[Records for processing]

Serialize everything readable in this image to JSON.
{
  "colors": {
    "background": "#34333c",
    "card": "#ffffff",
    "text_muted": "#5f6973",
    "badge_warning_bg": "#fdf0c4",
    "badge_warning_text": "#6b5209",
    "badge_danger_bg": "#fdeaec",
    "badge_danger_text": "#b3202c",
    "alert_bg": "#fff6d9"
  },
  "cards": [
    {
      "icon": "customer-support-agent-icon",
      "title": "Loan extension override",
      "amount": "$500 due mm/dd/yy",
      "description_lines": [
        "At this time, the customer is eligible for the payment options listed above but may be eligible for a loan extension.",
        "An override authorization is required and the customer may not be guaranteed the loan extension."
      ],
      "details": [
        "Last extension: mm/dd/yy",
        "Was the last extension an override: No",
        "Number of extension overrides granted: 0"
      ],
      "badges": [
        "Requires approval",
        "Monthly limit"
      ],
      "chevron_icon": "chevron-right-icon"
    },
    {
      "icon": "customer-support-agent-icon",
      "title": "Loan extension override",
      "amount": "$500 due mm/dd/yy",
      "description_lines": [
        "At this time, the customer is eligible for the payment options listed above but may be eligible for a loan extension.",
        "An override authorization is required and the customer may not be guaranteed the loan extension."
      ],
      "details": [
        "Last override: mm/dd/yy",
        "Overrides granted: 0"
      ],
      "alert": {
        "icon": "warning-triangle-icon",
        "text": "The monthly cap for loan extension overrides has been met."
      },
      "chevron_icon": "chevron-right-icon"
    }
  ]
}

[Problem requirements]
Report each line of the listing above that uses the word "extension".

[Answer]
      "title": "Loan extension override",
        "At this time, the customer is eligible for the payment options listed above but may be eligible for a loan extension.",
        "An override authorization is required and the customer may not be guaranteed the loan extension."
        "Last extension: mm/dd/yy",
        "Was the last extension an override: No",
        "Number of extension overrides granted: 0"
      "title": "Loan extension override",
        "At this time, the customer is eligible for the payment options listed above but may be eligible for a loan extension.",
        "An override authorization is required and the customer may not be guaranteed the loan extension."
        "text": "The monthly cap for loan extension overrides has been met."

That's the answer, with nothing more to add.